An association of French prostitutes has slammed a parliamentary report recommending that paying for sex should be criminalised.
Published on Wednesday, the report recommends a €3,000 fine and up to six months in jail for those who solicit sex. Prostitution is not illegal in France, but procuring or soliciting other people for sex is.
Penned by lawmakers Danielle Bousquet (Socialist Party) and Guy Geoffrey (ruling UMP), the report argues that, “Punishing clients would make them understand that they are engaged in a form of exploitation.”
The new proposals would help demystify the trade, say the authors. “It would reaffirm the principle of non-commercialisation of the human body and bury the myth that prostitution is simply the ‘oldest trade in the world’ once and for all.”

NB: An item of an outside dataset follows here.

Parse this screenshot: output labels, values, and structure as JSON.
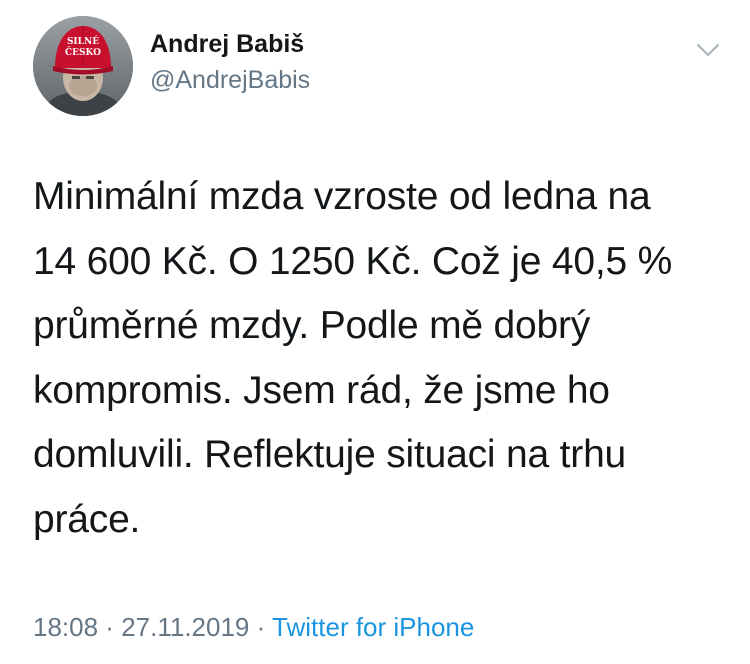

‘Pimps would be the only winners’
But Mistress Gilda, a spokesperson for the French prostitutes’ union STRASS, said the law would push the sex trade further underground and would have a profoundly negative impact on thousands of women – and men – who work in the sex trade in France.
“It would send prostitution even further to the fringes and put some of the most vulnerable people on the streets, under complete control of exploitative pimps,” she told FRANCE 24.

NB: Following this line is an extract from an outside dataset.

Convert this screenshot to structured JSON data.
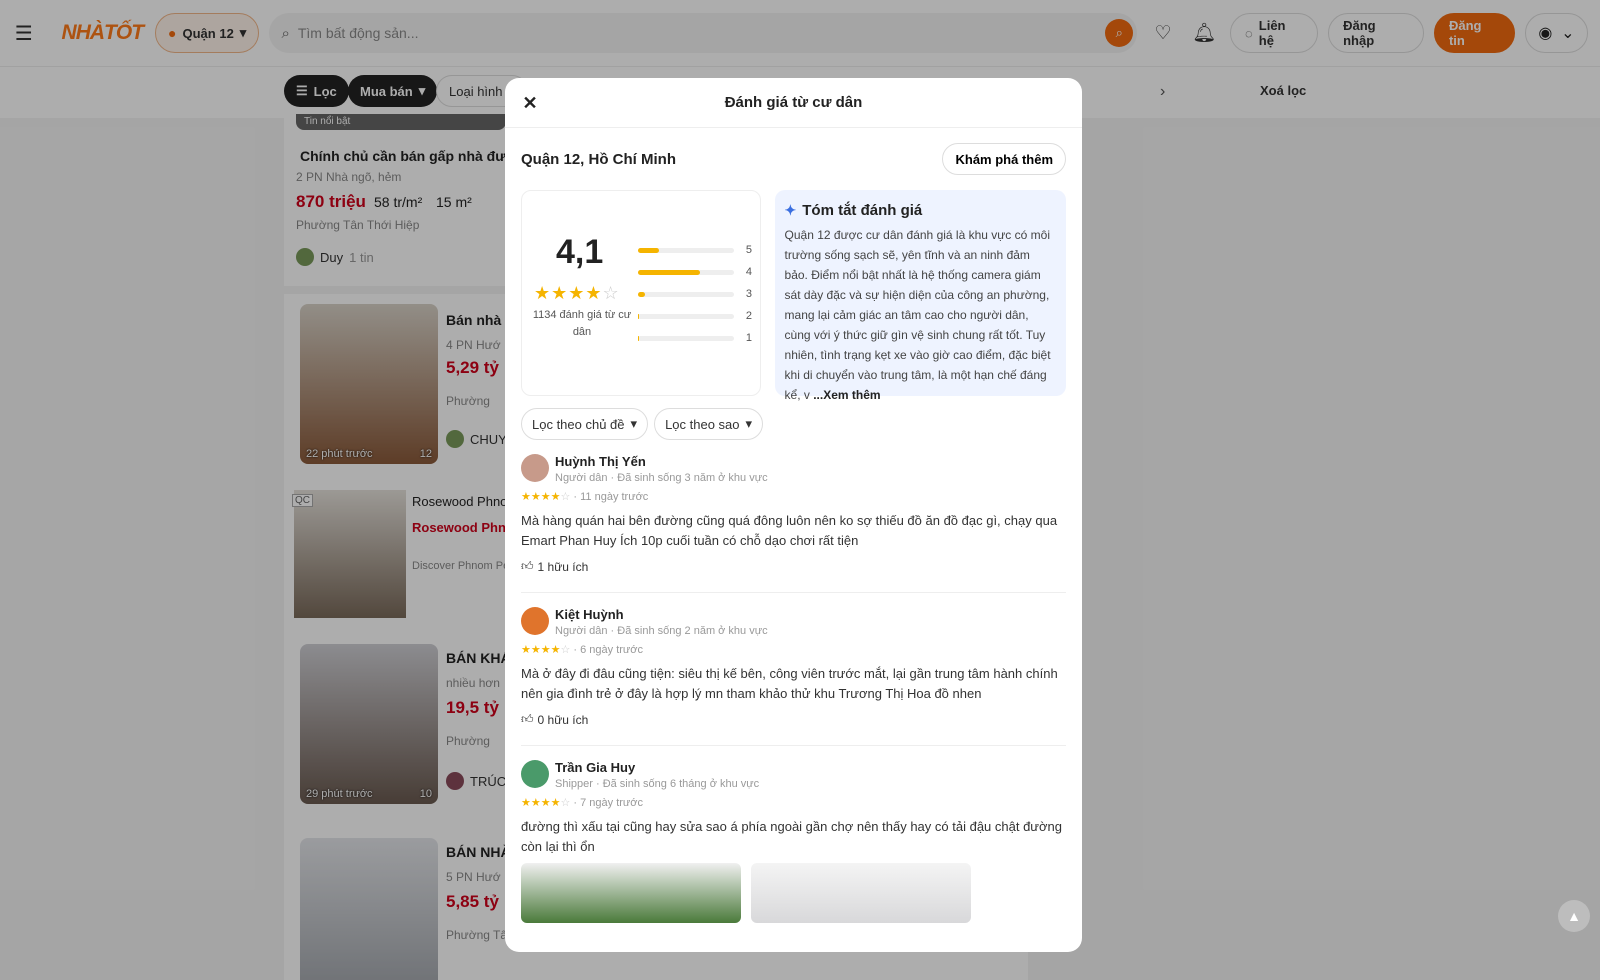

“Prostitution is not going to vanish. And these pimps would be the only winners.”
Until 1946, Paris had a flourishing sex industry based around a number of established brothels, or maisons closes, which benefitted particularly from the patronage of the occupying German army during World War II.
A 1946 law closed the estimated 1,400 brothels across France, ending a system that had regulated prostitution in the country since 1804.
France became officially “abolitionist” in 1960, when it signed the 1949 UN Convention on the Suppression of Trafficking and the Exploitation of Prostitution.
In 2003, then interior minister Nicolas Sarkozy passed a law banning “passive solicitation”, a vague term aimed at curbing a manner of “dress and attitude” that advertises sexual services.
‘We want to pay our taxes’
If a law to criminalise sex clients is passed, France would join Norway, Iceland and Sweden, where clients face a fine of six months’ pay and six months in jail.
But in Germany, sex workers get the same state benefits as other taxpayers – a system that Mistress Gilda said would be welcomed by the prostitutes working in France.
“We want to pay our taxes and we want to contribute to the social security system,” she said. “There is no reason why we should not have the same status as an artisan, a taxi driver or a freelance journalist.”